If you’re on the bigger side and getting out of the window is not an option, you’ll need to wait a few minutes (calmly) for the water pressures in the car to equalize before you can open the door.
ONLY do this if you’re certain that the doors haven’t been damaged and can in fact open. If you’re not, go for the windows (or the windshield as a last resort).
2 – Open the window using the electric switch or punch it out
This might not be an option if it shorts out on water contact.
If that happens, punch out the windows with a life-hammer or a spring-loaded window punch.

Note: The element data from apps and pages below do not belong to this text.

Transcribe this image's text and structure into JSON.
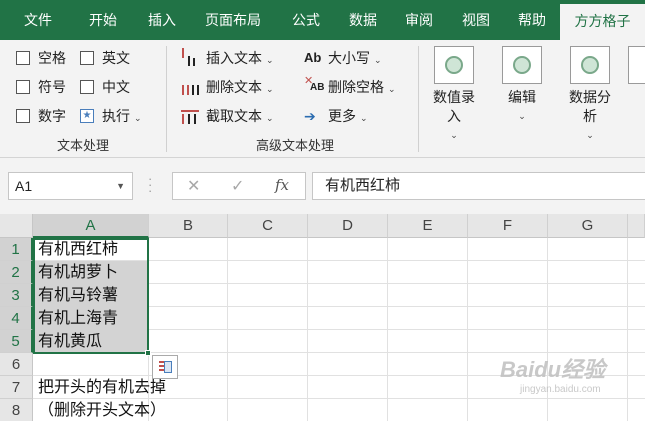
{
  "tabs": [
    "文件",
    "开始",
    "插入",
    "页面布局",
    "公式",
    "数据",
    "审阅",
    "视图",
    "帮助",
    "方方格子"
  ],
  "active_tab": "方方格子",
  "ribbon": {
    "text_group": {
      "label": "文本处理",
      "items": [
        "空格",
        "英文",
        "符号",
        "中文",
        "数字",
        "执行"
      ]
    },
    "advanced_group": {
      "label": "高级文本处理",
      "insert_text": "插入文本",
      "delete_text": "删除文本",
      "extract_text": "截取文本",
      "case": "大小写",
      "delete_spaces": "删除空格",
      "more": "更多",
      "case_icon": "Ab",
      "delete_spaces_icon": "AB"
    },
    "big_buttons": [
      "数值录入",
      "编辑",
      "数据分析"
    ]
  },
  "formula_bar": {
    "name_box": "A1",
    "fx": "fx",
    "content": "有机西红柿"
  },
  "columns": [
    "A",
    "B",
    "C",
    "D",
    "E",
    "F",
    "G"
  ],
  "rows": [
    "1",
    "2",
    "3",
    "4",
    "5",
    "6",
    "7",
    "8"
  ],
  "cells": {
    "A1": "有机西红柿",
    "A2": "有机胡萝卜",
    "A3": "有机马铃薯",
    "A4": "有机上海青",
    "A5": "有机黄瓜",
    "A7": "把开头的有机去掉",
    "A8": "（删除开头文本）"
  },
  "watermark": {
    "brand": "Baidu经验",
    "url": "jingyan.baidu.com"
  },
  "colors": {
    "ribbon_green": "#217346",
    "selection_gray": "#d3d3d3"
  }
}
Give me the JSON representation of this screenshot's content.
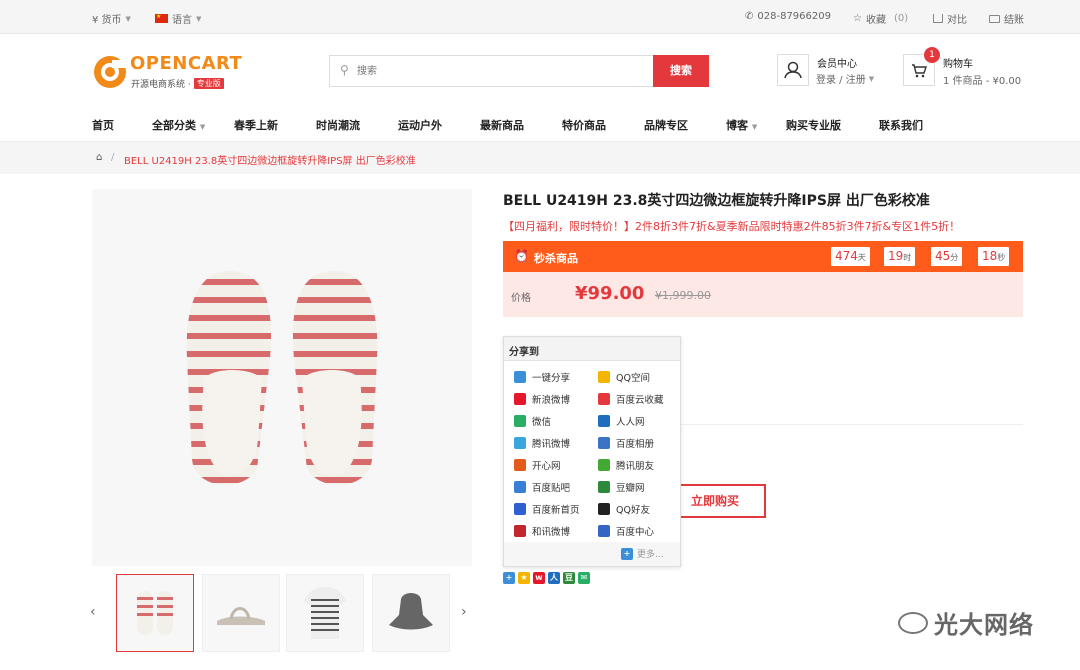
{
  "topbar": {
    "currency": "¥ 货币",
    "language": "语言",
    "phone": "028-87966209",
    "favorites": "收藏",
    "favorites_count": "(0)",
    "compare": "对比",
    "checkout": "结账"
  },
  "header": {
    "logo_text": "OPENCART",
    "logo_sub": "开源电商系统 ·",
    "logo_badge": "专业版",
    "search_placeholder": "搜索",
    "search_button": "搜索",
    "member_title": "会员中心",
    "member_links": "登录 / 注册",
    "cart_badge": "1",
    "cart_title": "购物车",
    "cart_summary": "1 件商品 - ¥0.00"
  },
  "nav": {
    "items": [
      "首页",
      "全部分类",
      "春季上新",
      "时尚潮流",
      "运动户外",
      "最新商品",
      "特价商品",
      "品牌专区",
      "博客",
      "购买专业版",
      "联系我们"
    ]
  },
  "breadcrumb": {
    "current": "BELL U2419H 23.8英寸四边微边框旋转升降IPS屏 出厂色彩校准"
  },
  "product": {
    "title": "BELL U2419H 23.8英寸四边微边框旋转升降IPS屏 出厂色彩校准",
    "promo": "【四月福利，限时特价！】2件8折3件7折&夏季新品限时特惠2件85折3件7折&专区1件5折！",
    "flash_label": "秒杀商品",
    "countdown": {
      "days": "474",
      "days_unit": "天",
      "hours": "19",
      "hours_unit": "时",
      "minutes": "45",
      "minutes_unit": "分",
      "seconds": "18",
      "seconds_unit": "秒"
    },
    "price_label": "价格",
    "price": "¥99.00",
    "old_price": "¥1,999.00",
    "buy_button": "立即购买"
  },
  "share": {
    "title": "分享到",
    "items": [
      {
        "label": "一键分享",
        "icon": "one-click-share-icon",
        "color": "#3b8fd9"
      },
      {
        "label": "QQ空间",
        "icon": "qzone-icon",
        "color": "#f4b400"
      },
      {
        "label": "新浪微博",
        "icon": "weibo-icon",
        "color": "#e6162d"
      },
      {
        "label": "百度云收藏",
        "icon": "heart-icon",
        "color": "#e4393c"
      },
      {
        "label": "微信",
        "icon": "wechat-icon",
        "color": "#2aae67"
      },
      {
        "label": "人人网",
        "icon": "renren-icon",
        "color": "#1f6dbf"
      },
      {
        "label": "腾讯微博",
        "icon": "tencent-weibo-icon",
        "color": "#3aa6dd"
      },
      {
        "label": "百度相册",
        "icon": "album-icon",
        "color": "#3b74c4"
      },
      {
        "label": "开心网",
        "icon": "kaixin-icon",
        "color": "#e25a1c"
      },
      {
        "label": "腾讯朋友",
        "icon": "clover-icon",
        "color": "#44a934"
      },
      {
        "label": "百度贴吧",
        "icon": "tieba-icon",
        "color": "#3a7fd6"
      },
      {
        "label": "豆瓣网",
        "icon": "douban-icon",
        "color": "#2d8a3b"
      },
      {
        "label": "百度新首页",
        "icon": "baidu-paw-icon",
        "color": "#2f5fd0"
      },
      {
        "label": "QQ好友",
        "icon": "qq-icon",
        "color": "#222222"
      },
      {
        "label": "和讯微博",
        "icon": "hexun-icon",
        "color": "#c0282d"
      },
      {
        "label": "百度中心",
        "icon": "baidu-center-icon",
        "color": "#3565c4"
      }
    ],
    "more": "更多..."
  },
  "watermark": "光大网络",
  "colors": {
    "accent": "#e4393c",
    "flash_bar": "#ff5c1c",
    "price_bg": "#fde8e6"
  }
}
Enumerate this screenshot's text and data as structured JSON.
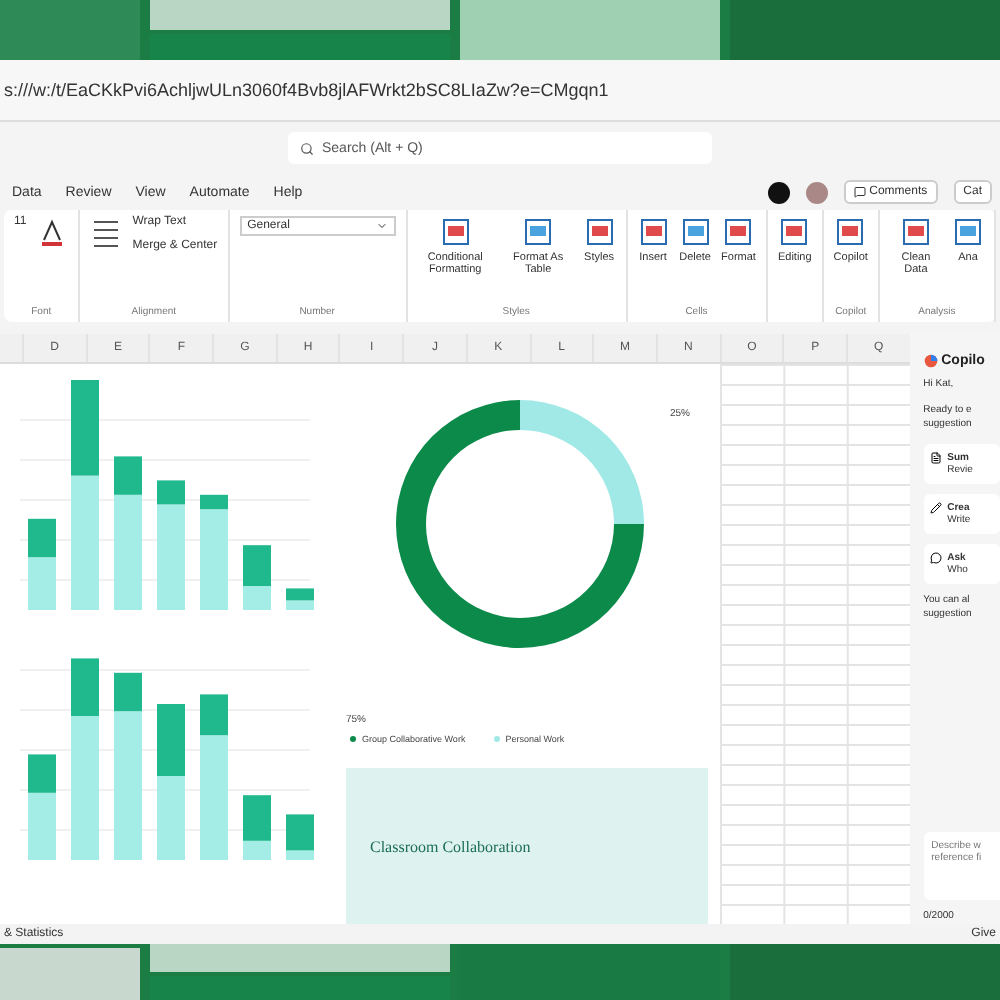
{
  "address_bar": {
    "url": "s:///w:/t/EaCKkPvi6AchljwULn3060f4Bvb8jlAFWrkt2bSC8LIaZw?e=CMgqn1"
  },
  "title_bar": {
    "search": {
      "placeholder": "Search (Alt + Q)"
    }
  },
  "menu": {
    "items": [
      {
        "label": "Data",
        "selected": false
      },
      {
        "label": "Review",
        "selected": false
      },
      {
        "label": "View",
        "selected": false
      },
      {
        "label": "Automate",
        "selected": false
      },
      {
        "label": "Help",
        "selected": false
      }
    ],
    "comments": "Comments",
    "catch_up": "Cat"
  },
  "ribbon": {
    "groups": [
      {
        "kind": "font",
        "name": "Font",
        "size": "11"
      },
      {
        "kind": "alignment",
        "name": "Alignment",
        "wrap": "Wrap Text",
        "merge": "Merge & Center"
      },
      {
        "kind": "number",
        "name": "Number",
        "format": "General"
      },
      {
        "kind": "buttons",
        "name": "Styles",
        "buttons": [
          "Conditional Formatting",
          "Format As Table",
          "Styles"
        ]
      },
      {
        "kind": "buttons",
        "name": "Cells",
        "buttons": [
          "Insert",
          "Delete",
          "Format"
        ]
      },
      {
        "kind": "buttons",
        "buttons": [
          "Editing"
        ]
      },
      {
        "kind": "buttons",
        "name": "Copilot",
        "buttons": [
          "Copilot"
        ]
      },
      {
        "kind": "buttons",
        "name": "Analysis",
        "buttons": [
          "Clean Data",
          "Ana"
        ]
      }
    ]
  },
  "columns": [
    "D",
    "E",
    "F",
    "G",
    "H",
    "I",
    "J",
    "K",
    "L",
    "M",
    "N",
    "O",
    "P",
    "Q"
  ],
  "donut": {
    "chart_data": {
      "type": "donut",
      "categories": [
        "Group Collaborative Work",
        "Personal Work"
      ],
      "values": [
        75,
        25
      ]
    },
    "labels": [
      "25%",
      "75%"
    ]
  },
  "banner": {
    "title": "Classroom Collaboration"
  },
  "copilot": {
    "title": "Copilo",
    "greeting": "Hi Kat,",
    "intro": "Ready to e suggestion",
    "cards": [
      {
        "title": "Sum",
        "text": "Revie"
      },
      {
        "title": "Crea",
        "text": "Write"
      },
      {
        "title": "Ask",
        "text": "Who"
      }
    ],
    "note": "You can al suggestion",
    "input": {
      "placeholder": "Describe w reference fi"
    },
    "counter": "0/2000"
  },
  "status_bar": {
    "left": "& Statistics",
    "right": "Give"
  }
}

A device like this exists in pretty much every car.
If you don’t know where yours is, find out or get a new one next time you go out.
Anyway, the windows are tempered glass and will shatter.
3 – Plan it all in your head and try it out
You’ll need to unbuckle yourself, cut the straps and release the child’s car seat so that all of you can get out of the car.
Baby car seats are hefty, so you want to know the exact path you can use to take them out.
It might be folding the passenger seat to create space to get the baby seat out.
Take out the whole seat (with the base) or carrier only?
There’s no universal answer to this.
The shallow plastic of the seat base will create a higher buoyancy force. On the other hand, the whole unit is much bulkier and will take more time to release and take out.
That brings us back to trying scenarios out to determine what works in your car. If you can’t effectively bring the whole seat out on land, imagine what that would feel like in a frenetic scenario of a water car crash.
Resume and takeaways
The key takeaway is that what you do in a water-related accident is more important than the question “do car seats float?”
Having all that information in your head and knowing exactly what you can or can’t will take 90% of the panic away.
Make a precise plan and stick to it. It’s only then that a floating car seat will make a difference.
Now, go look for that safety hammer in your car.
For more information on car seats find out what to do with an old car seat and how long your newborn can be in a car seat.
Steph is a passionate mom who co-founded Wumblers to share her parenting journey with others. She graduated from Concordia University with a masters degree in Education Technology and worked as an advisor for many years. Steph loves being a mom and wants to have more kids.
Learn more about Steph and Wumblers here.